eDiscovery Productions in Business Productivity Suites: Truly End-to-End?

By |2020-11-03T19:58:54+00:00November 2nd, 2020|Categories: eDiscovery|Tags: , , , , , |

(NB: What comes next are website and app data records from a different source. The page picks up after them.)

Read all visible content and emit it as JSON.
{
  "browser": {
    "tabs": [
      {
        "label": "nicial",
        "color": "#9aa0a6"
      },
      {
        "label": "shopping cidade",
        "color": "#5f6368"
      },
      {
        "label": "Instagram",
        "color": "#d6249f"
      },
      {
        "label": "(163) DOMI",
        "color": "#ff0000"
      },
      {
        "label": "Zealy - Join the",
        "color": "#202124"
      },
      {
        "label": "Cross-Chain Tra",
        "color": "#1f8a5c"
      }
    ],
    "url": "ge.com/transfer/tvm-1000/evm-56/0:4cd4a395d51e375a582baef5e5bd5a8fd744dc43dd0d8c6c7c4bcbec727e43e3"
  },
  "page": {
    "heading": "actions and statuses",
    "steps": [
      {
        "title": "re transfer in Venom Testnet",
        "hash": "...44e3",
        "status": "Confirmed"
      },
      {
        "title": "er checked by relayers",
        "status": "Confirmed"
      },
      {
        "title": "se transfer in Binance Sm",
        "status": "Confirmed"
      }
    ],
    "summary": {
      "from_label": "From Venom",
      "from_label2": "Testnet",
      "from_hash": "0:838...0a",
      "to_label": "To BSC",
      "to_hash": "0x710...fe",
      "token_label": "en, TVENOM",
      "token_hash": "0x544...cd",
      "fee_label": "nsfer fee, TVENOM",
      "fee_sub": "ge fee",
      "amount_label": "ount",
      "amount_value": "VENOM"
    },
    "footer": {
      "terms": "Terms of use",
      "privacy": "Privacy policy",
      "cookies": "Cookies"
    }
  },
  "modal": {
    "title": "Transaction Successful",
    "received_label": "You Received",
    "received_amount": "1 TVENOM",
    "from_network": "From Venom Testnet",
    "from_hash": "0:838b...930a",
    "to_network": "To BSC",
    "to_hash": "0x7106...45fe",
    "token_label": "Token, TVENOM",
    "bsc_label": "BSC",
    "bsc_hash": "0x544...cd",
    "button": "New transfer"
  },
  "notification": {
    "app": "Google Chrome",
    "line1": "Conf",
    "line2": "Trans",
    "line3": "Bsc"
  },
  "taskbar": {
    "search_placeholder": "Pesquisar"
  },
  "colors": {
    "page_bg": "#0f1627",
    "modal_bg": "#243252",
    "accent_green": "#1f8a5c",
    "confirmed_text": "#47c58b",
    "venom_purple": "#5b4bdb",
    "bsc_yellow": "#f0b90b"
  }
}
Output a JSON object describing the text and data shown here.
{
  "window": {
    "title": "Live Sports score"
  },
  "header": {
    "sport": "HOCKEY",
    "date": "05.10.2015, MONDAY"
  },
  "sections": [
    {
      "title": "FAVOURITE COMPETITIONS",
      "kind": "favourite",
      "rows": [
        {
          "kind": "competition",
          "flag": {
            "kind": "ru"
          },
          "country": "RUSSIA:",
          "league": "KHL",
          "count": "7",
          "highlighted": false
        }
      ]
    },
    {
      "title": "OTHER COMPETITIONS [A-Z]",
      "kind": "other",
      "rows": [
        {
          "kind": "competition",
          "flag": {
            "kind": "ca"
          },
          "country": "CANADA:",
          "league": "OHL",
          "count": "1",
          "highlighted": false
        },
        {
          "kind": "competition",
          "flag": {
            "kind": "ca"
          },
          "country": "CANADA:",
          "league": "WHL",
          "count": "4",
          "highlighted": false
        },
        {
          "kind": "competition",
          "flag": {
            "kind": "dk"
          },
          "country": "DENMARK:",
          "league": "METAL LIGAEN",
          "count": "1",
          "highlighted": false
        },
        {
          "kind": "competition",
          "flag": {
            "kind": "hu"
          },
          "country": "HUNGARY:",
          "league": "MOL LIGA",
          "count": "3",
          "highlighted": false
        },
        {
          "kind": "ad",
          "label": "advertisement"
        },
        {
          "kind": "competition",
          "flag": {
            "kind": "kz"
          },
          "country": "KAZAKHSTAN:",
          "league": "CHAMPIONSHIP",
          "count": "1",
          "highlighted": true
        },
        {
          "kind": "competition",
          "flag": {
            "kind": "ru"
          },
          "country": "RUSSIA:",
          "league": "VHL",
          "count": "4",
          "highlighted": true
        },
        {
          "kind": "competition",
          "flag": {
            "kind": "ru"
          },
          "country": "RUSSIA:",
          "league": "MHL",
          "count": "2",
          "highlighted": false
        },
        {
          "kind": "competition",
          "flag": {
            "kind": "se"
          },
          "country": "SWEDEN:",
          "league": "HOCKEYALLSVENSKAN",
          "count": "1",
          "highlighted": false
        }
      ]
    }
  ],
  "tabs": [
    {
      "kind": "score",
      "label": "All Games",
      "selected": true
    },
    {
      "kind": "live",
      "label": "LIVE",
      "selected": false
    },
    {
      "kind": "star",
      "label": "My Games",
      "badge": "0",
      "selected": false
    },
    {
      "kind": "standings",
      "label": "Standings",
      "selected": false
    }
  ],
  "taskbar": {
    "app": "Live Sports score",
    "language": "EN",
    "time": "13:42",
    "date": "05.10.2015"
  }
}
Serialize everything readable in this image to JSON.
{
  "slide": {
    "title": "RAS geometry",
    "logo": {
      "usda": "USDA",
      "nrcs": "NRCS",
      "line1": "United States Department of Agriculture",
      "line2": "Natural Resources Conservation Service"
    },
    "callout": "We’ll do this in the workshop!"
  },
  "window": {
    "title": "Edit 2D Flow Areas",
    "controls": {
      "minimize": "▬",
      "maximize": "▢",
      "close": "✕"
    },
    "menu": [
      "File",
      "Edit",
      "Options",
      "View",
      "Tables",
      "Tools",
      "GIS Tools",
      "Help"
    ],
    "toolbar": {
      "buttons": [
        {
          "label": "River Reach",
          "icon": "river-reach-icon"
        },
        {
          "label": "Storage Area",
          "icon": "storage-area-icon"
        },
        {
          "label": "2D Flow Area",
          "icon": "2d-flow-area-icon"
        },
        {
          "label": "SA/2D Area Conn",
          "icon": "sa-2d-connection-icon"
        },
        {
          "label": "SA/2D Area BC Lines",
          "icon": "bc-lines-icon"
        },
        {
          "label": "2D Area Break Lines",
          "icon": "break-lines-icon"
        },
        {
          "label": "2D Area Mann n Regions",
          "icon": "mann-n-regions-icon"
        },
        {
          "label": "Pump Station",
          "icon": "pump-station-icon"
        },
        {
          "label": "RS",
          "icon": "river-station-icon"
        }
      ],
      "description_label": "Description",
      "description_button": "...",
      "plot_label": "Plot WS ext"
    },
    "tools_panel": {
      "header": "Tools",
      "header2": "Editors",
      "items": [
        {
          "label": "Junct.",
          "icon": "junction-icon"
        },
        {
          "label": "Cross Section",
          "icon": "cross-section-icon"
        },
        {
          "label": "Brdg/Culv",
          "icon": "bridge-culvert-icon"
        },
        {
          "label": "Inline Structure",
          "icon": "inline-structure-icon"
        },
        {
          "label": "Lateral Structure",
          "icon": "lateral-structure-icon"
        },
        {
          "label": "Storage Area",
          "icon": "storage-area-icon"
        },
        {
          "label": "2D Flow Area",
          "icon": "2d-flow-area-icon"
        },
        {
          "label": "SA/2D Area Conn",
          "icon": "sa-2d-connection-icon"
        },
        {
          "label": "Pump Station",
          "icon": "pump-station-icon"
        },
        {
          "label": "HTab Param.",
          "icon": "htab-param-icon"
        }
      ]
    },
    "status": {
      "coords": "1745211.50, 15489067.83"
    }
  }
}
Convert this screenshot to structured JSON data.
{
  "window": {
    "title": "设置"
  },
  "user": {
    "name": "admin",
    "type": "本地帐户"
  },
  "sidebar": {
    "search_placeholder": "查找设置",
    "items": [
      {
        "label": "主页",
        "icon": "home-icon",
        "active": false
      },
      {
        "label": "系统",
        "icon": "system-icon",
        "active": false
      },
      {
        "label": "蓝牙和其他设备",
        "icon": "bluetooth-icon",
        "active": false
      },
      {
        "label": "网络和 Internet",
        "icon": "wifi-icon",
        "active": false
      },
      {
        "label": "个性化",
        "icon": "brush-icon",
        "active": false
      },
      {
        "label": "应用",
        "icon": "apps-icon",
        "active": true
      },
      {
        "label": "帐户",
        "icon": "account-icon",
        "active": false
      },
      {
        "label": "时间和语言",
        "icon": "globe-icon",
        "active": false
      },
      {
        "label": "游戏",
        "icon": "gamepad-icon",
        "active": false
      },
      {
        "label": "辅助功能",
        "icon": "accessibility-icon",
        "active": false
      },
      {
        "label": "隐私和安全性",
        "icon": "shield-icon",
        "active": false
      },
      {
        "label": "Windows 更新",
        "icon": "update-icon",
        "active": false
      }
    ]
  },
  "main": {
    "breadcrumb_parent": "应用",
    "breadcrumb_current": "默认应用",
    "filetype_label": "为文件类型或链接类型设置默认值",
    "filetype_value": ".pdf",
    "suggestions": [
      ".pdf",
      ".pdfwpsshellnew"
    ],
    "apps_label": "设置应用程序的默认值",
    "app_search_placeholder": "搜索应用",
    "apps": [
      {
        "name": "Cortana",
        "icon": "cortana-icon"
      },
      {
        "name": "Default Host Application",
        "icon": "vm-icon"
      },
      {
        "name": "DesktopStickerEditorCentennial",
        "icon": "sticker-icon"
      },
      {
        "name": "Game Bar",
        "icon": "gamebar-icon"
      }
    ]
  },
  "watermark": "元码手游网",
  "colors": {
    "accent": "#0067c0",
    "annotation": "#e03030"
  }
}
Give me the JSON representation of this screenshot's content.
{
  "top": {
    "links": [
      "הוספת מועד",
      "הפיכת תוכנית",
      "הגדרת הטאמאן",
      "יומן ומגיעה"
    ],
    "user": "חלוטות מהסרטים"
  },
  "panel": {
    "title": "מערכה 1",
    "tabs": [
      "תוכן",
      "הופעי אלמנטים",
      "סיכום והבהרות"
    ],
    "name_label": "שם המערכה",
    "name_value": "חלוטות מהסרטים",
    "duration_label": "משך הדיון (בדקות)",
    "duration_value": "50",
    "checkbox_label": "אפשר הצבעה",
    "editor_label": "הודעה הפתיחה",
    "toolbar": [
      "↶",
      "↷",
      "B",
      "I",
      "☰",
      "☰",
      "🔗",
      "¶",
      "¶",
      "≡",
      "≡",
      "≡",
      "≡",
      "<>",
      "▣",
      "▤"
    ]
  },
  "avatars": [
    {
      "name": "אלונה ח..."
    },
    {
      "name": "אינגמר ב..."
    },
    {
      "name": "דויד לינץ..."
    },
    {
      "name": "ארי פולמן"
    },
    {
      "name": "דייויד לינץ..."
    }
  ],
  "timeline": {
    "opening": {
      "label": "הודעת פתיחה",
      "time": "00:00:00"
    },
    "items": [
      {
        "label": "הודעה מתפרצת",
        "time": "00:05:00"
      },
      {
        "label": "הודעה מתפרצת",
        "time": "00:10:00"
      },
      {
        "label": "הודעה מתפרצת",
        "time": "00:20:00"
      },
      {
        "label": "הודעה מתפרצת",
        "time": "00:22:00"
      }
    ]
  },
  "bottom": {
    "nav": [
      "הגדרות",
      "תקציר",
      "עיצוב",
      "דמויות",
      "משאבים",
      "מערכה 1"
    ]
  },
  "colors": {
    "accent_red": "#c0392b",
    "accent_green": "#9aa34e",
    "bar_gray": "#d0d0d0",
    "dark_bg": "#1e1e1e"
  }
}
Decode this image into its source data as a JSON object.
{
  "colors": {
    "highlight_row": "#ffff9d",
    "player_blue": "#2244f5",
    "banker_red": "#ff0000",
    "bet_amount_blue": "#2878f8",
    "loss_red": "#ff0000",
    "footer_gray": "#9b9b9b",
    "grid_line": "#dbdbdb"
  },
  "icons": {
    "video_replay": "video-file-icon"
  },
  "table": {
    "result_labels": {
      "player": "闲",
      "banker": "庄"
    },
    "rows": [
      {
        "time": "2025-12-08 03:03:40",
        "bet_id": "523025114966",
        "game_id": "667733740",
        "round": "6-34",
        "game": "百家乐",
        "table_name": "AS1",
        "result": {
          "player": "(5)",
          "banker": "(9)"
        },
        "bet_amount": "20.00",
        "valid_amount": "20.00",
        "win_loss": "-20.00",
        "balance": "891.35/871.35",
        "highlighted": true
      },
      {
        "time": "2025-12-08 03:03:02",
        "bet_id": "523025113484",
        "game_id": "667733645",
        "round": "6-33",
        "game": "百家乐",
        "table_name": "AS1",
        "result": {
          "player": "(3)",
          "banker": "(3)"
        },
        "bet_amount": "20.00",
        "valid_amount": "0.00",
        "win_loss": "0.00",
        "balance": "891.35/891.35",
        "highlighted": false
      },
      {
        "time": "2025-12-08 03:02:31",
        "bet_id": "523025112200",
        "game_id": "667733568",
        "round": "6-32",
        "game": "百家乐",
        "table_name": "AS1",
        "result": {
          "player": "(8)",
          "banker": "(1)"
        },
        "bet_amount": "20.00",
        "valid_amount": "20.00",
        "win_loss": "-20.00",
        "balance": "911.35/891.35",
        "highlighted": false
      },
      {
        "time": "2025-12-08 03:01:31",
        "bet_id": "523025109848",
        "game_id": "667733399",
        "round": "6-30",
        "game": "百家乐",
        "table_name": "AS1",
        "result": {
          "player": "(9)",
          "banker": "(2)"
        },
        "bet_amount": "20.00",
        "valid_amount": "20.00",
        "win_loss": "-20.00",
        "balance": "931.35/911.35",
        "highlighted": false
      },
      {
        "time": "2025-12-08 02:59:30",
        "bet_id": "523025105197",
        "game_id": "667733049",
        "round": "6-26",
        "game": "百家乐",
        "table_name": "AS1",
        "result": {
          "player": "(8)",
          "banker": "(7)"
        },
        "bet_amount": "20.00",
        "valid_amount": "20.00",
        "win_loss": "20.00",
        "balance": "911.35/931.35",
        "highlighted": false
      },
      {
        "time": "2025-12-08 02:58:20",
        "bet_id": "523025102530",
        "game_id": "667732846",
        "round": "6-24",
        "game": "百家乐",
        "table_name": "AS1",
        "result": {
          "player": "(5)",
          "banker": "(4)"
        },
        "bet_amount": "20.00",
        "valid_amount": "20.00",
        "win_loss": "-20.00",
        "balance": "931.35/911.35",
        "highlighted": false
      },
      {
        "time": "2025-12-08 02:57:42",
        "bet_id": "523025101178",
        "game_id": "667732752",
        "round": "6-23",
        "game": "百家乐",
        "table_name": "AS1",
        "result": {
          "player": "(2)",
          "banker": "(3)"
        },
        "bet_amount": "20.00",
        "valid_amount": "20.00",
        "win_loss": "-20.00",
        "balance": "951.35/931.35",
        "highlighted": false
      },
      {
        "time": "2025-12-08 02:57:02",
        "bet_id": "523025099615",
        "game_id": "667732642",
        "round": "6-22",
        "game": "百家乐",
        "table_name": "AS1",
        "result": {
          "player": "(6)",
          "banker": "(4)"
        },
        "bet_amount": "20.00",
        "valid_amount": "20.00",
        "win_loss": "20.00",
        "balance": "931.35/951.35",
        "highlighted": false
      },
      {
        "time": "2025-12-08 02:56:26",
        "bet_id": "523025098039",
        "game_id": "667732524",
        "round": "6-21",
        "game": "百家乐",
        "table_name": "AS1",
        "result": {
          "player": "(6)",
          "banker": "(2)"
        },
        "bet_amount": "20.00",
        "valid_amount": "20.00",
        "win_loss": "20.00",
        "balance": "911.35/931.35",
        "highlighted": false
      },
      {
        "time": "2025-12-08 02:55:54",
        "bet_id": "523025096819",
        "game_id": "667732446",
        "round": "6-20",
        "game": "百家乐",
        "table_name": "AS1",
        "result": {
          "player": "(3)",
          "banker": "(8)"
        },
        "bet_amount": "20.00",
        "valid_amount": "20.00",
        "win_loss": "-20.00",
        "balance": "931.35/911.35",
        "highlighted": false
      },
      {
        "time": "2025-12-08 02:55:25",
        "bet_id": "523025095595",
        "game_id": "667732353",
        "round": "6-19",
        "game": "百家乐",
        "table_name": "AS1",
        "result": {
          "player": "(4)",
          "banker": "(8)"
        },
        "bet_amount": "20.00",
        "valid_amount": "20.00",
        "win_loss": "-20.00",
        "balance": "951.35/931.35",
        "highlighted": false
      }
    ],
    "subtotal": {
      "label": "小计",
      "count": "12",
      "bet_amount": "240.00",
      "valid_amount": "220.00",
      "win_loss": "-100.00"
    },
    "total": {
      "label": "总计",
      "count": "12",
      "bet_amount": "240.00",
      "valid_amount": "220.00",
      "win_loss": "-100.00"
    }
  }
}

I work with many clients that implement cloud-based messaging and storage systems like Microsoft 365 (M365) and Google Workspace to manage their enterprise. I’m a proponent of moving enterprise systems to the cloud and generally encourage IT organizations to consider all manner of cloud solutions. Legal hold and eDiscovery needs are often secondary (or tertiary or not even considered) in the decision to move messaging and storage to the cloud especially when an organization is not regularly dealing with eDiscovery or data subject access requests (DSAR). Do these tools help enable an “End-to-End” eDiscovery workflow? My definition of an “End-to-End” eDiscovery solution starts with legal hold, data identification, data processing, data review, data search (basic and advanced), and data productions. Based on that definition my answer is no specifically because data productions require additional tools to meet the typical production obligations. Both M365 and Google Workspace have functionality to support legal hold, eDiscovery and data compliance at the tenant level. That equates to using the native index to search for responsive users and content which does not include non-indexable data. eDiscovery in M365 and Google Workspace were built as data triage tools to reduce the amount of information going into the expensive review process. The functionality to support that triage process is powerful with both tools in the hands of a practitioner that understands the nuances of the data workflow in these technologies. Producing data to requesting parties will require additional steps and/or technology depending on the requirements for the production. Production formats vary from case to case, but it is common to have a production specification for TIFF or PDF with native spreadsheet along with a load file. This is important especially with when markings (e.g. Bates stamp, etc.) or redactions [...]